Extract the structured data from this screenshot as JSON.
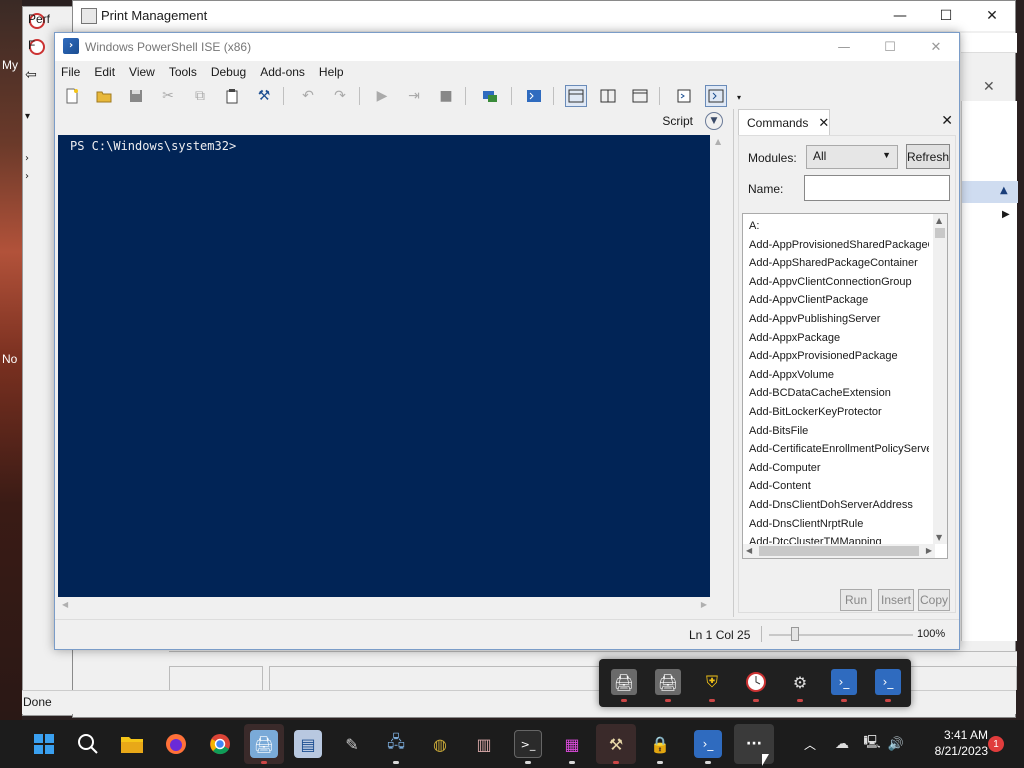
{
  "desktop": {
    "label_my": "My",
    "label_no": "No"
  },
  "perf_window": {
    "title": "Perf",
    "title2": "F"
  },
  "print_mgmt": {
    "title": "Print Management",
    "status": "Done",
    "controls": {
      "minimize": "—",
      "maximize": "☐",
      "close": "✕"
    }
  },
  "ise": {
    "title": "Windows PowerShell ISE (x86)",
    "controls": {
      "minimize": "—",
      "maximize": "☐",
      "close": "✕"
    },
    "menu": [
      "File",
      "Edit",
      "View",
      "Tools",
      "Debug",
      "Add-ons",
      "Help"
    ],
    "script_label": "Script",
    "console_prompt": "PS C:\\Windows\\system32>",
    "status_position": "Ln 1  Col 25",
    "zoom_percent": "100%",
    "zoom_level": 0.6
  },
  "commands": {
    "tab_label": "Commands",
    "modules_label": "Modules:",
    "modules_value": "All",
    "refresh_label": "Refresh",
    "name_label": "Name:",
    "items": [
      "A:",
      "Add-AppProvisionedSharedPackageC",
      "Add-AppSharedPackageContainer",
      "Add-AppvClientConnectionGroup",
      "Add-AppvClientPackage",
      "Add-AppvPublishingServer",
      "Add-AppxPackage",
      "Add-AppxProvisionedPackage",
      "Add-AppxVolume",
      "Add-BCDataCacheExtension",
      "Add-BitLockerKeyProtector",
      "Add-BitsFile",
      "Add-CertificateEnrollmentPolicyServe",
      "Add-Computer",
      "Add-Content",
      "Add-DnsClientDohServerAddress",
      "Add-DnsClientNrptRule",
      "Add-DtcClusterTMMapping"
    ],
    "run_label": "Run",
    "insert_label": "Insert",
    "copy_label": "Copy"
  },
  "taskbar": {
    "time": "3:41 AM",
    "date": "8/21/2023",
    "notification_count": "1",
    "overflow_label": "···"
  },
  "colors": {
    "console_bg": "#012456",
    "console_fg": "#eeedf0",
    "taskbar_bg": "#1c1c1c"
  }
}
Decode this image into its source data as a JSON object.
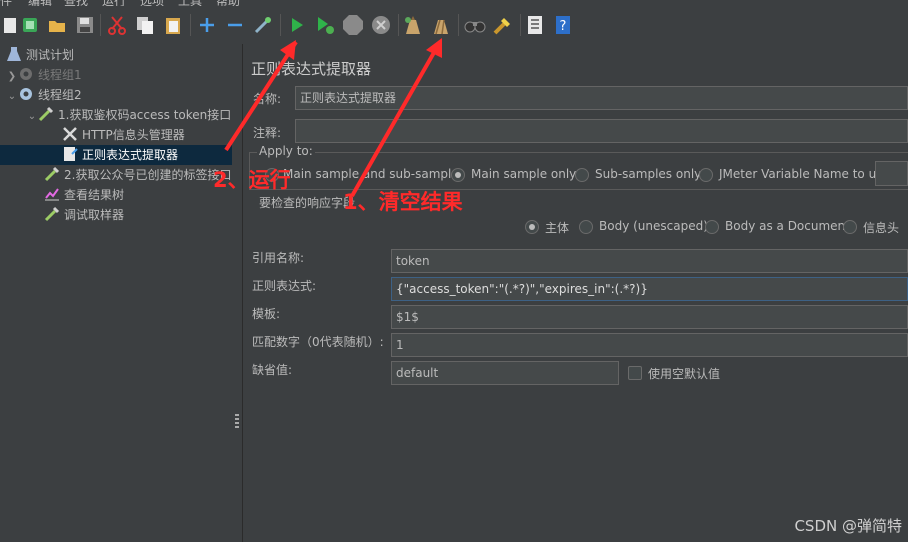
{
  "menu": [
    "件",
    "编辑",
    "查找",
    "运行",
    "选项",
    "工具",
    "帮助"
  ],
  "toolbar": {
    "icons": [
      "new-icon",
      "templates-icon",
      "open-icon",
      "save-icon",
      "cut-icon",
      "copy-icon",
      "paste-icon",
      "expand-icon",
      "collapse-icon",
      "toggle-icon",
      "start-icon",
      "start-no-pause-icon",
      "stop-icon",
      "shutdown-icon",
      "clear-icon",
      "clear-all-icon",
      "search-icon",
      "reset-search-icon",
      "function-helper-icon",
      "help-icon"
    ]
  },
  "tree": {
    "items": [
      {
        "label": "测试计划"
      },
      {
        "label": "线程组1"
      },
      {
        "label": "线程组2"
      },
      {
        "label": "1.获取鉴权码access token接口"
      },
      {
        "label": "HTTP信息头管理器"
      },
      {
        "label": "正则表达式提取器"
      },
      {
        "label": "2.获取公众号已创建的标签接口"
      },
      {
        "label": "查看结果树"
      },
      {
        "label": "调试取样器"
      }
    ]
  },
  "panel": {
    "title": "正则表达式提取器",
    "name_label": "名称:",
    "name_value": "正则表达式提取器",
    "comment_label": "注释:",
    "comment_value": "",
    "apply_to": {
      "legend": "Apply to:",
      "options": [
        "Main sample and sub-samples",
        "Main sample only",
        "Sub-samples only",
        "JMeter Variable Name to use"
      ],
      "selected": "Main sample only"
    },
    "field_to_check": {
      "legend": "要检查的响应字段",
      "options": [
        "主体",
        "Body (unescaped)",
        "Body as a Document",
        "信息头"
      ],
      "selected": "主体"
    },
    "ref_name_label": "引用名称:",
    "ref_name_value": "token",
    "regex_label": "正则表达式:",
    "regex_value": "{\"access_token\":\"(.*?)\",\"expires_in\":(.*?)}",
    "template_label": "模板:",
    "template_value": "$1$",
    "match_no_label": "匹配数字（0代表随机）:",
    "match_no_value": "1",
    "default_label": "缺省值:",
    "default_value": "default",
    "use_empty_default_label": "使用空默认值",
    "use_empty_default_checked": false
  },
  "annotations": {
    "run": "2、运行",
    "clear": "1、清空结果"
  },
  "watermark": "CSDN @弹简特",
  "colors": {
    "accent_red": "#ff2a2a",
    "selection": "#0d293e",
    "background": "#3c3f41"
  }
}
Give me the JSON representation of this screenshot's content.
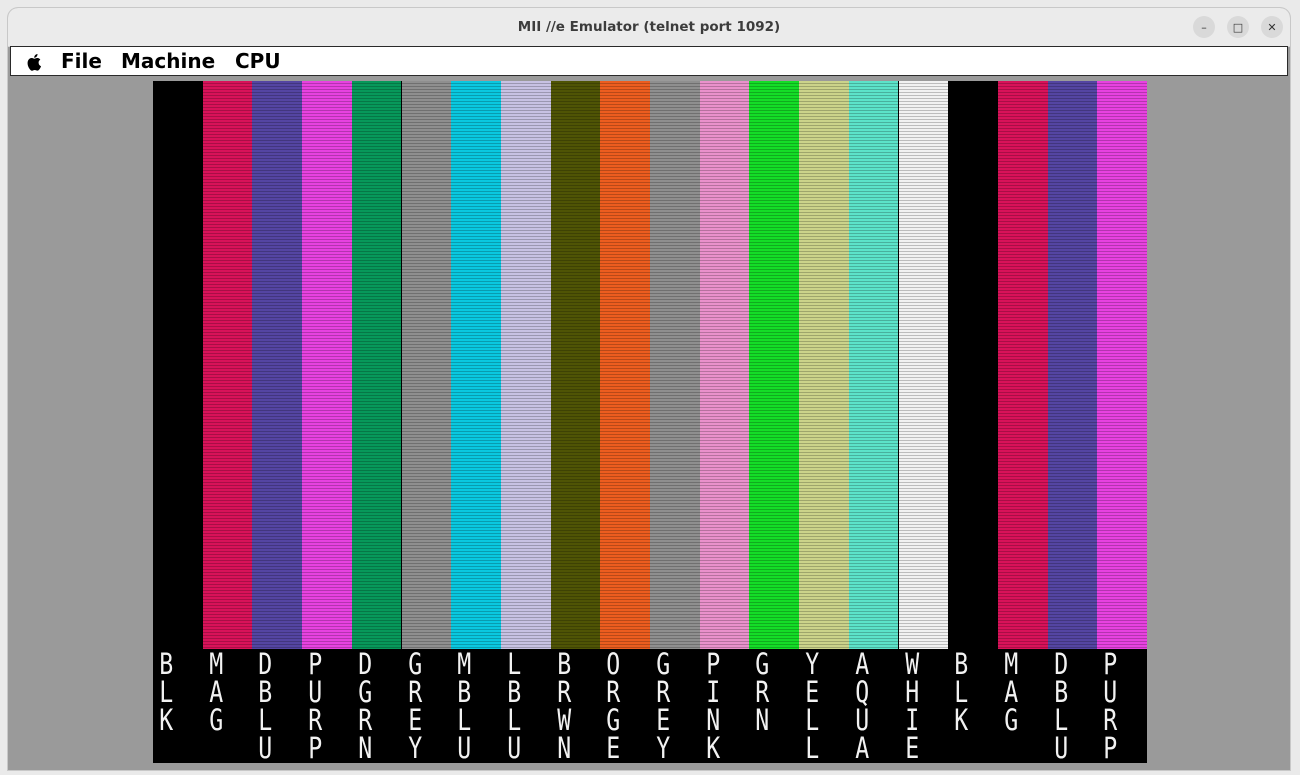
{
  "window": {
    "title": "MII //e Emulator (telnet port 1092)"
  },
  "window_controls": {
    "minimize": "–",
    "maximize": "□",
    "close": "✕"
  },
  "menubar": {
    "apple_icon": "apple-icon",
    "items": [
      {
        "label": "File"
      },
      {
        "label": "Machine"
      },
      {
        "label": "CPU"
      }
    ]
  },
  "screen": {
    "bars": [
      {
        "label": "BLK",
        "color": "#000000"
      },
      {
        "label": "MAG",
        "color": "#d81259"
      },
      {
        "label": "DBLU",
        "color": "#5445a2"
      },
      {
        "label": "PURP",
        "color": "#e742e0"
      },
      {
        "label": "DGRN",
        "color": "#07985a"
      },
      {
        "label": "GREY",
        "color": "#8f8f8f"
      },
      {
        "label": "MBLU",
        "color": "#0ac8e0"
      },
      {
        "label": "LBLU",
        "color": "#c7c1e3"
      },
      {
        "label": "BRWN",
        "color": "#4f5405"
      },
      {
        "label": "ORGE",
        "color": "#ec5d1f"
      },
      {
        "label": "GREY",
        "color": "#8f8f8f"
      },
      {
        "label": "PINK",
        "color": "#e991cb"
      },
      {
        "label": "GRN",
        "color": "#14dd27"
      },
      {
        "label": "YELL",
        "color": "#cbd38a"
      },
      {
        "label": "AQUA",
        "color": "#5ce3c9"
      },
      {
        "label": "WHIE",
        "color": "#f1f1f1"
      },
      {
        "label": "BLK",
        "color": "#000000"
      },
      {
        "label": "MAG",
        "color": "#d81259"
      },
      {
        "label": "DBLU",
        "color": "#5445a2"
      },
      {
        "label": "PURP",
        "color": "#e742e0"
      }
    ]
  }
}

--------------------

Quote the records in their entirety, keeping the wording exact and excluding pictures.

Extract the structured data from this screenshot as JSON.
{
  "desktop": {
    "label_my": "My",
    "label_no": "No"
  },
  "perf_window": {
    "title": "Perf",
    "title2": "F"
  },
  "print_mgmt": {
    "title": "Print Management",
    "status": "Done",
    "controls": {
      "minimize": "—",
      "maximize": "☐",
      "close": "✕"
    }
  },
  "ise": {
    "title": "Windows PowerShell ISE (x86)",
    "controls": {
      "minimize": "—",
      "maximize": "☐",
      "close": "✕"
    },
    "menu": [
      "File",
      "Edit",
      "View",
      "Tools",
      "Debug",
      "Add-ons",
      "Help"
    ],
    "script_label": "Script",
    "console_prompt": "PS C:\\Windows\\system32>",
    "status_position": "Ln 1  Col 25",
    "zoom_percent": "100%",
    "zoom_level": 0.6
  },
  "commands": {
    "tab_label": "Commands",
    "modules_label": "Modules:",
    "modules_value": "All",
    "refresh_label": "Refresh",
    "name_label": "Name:",
    "items": [
      "A:",
      "Add-AppProvisionedSharedPackageC",
      "Add-AppSharedPackageContainer",
      "Add-AppvClientConnectionGroup",
      "Add-AppvClientPackage",
      "Add-AppvPublishingServer",
      "Add-AppxPackage",
      "Add-AppxProvisionedPackage",
      "Add-AppxVolume",
      "Add-BCDataCacheExtension",
      "Add-BitLockerKeyProtector",
      "Add-BitsFile",
      "Add-CertificateEnrollmentPolicyServe",
      "Add-Computer",
      "Add-Content",
      "Add-DnsClientDohServerAddress",
      "Add-DnsClientNrptRule",
      "Add-DtcClusterTMMapping"
    ],
    "run_label": "Run",
    "insert_label": "Insert",
    "copy_label": "Copy"
  },
  "taskbar": {
    "time": "3:41 AM",
    "date": "8/21/2023",
    "notification_count": "1",
    "overflow_label": "···"
  },
  "colors": {
    "console_bg": "#012456",
    "console_fg": "#eeedf0",
    "taskbar_bg": "#1c1c1c"
  }
}
Decode this image into its source data as a JSON object.
{
  "menu": [
    "件",
    "编辑",
    "查找",
    "运行",
    "选项",
    "工具",
    "帮助"
  ],
  "toolbar": {
    "icons": [
      "new-icon",
      "templates-icon",
      "open-icon",
      "save-icon",
      "cut-icon",
      "copy-icon",
      "paste-icon",
      "expand-icon",
      "collapse-icon",
      "toggle-icon",
      "start-icon",
      "start-no-pause-icon",
      "stop-icon",
      "shutdown-icon",
      "clear-icon",
      "clear-all-icon",
      "search-icon",
      "reset-search-icon",
      "function-helper-icon",
      "help-icon"
    ]
  },
  "tree": {
    "items": [
      {
        "label": "测试计划"
      },
      {
        "label": "线程组1"
      },
      {
        "label": "线程组2"
      },
      {
        "label": "1.获取鉴权码access token接口"
      },
      {
        "label": "HTTP信息头管理器"
      },
      {
        "label": "正则表达式提取器"
      },
      {
        "label": "2.获取公众号已创建的标签接口"
      },
      {
        "label": "查看结果树"
      },
      {
        "label": "调试取样器"
      }
    ]
  },
  "panel": {
    "title": "正则表达式提取器",
    "name_label": "名称:",
    "name_value": "正则表达式提取器",
    "comment_label": "注释:",
    "comment_value": "",
    "apply_to": {
      "legend": "Apply to:",
      "options": [
        "Main sample and sub-samples",
        "Main sample only",
        "Sub-samples only",
        "JMeter Variable Name to use"
      ],
      "selected": "Main sample only"
    },
    "field_to_check": {
      "legend": "要检查的响应字段",
      "options": [
        "主体",
        "Body (unescaped)",
        "Body as a Document",
        "信息头"
      ],
      "selected": "主体"
    },
    "ref_name_label": "引用名称:",
    "ref_name_value": "token",
    "regex_label": "正则表达式:",
    "regex_value": "{\"access_token\":\"(.*?)\",\"expires_in\":(.*?)}",
    "template_label": "模板:",
    "template_value": "$1$",
    "match_no_label": "匹配数字（0代表随机）:",
    "match_no_value": "1",
    "default_label": "缺省值:",
    "default_value": "default",
    "use_empty_default_label": "使用空默认值",
    "use_empty_default_checked": false
  },
  "annotations": {
    "run": "2、运行",
    "clear": "1、清空结果"
  },
  "watermark": "CSDN @弹简特",
  "colors": {
    "accent_red": "#ff2a2a",
    "selection": "#0d293e",
    "background": "#3c3f41"
  }
}
Give me the JSON representation of this screenshot's content.
{
  "window": {
    "title": "MII //e Emulator (telnet port 1092)"
  },
  "window_controls": {
    "minimize": "–",
    "maximize": "□",
    "close": "✕"
  },
  "menubar": {
    "apple_icon": "apple-icon",
    "items": [
      {
        "label": "File"
      },
      {
        "label": "Machine"
      },
      {
        "label": "CPU"
      }
    ]
  },
  "screen": {
    "bars": [
      {
        "label": "BLK",
        "color": "#000000"
      },
      {
        "label": "MAG",
        "color": "#d81259"
      },
      {
        "label": "DBLU",
        "color": "#5445a2"
      },
      {
        "label": "PURP",
        "color": "#e742e0"
      },
      {
        "label": "DGRN",
        "color": "#07985a"
      },
      {
        "label": "GREY",
        "color": "#8f8f8f"
      },
      {
        "label": "MBLU",
        "color": "#0ac8e0"
      },
      {
        "label": "LBLU",
        "color": "#c7c1e3"
      },
      {
        "label": "BRWN",
        "color": "#4f5405"
      },
      {
        "label": "ORGE",
        "color": "#ec5d1f"
      },
      {
        "label": "GREY",
        "color": "#8f8f8f"
      },
      {
        "label": "PINK",
        "color": "#e991cb"
      },
      {
        "label": "GRN",
        "color": "#14dd27"
      },
      {
        "label": "YELL",
        "color": "#cbd38a"
      },
      {
        "label": "AQUA",
        "color": "#5ce3c9"
      },
      {
        "label": "WHIE",
        "color": "#f1f1f1"
      },
      {
        "label": "BLK",
        "color": "#000000"
      },
      {
        "label": "MAG",
        "color": "#d81259"
      },
      {
        "label": "DBLU",
        "color": "#5445a2"
      },
      {
        "label": "PURP",
        "color": "#e742e0"
      }
    ]
  }
}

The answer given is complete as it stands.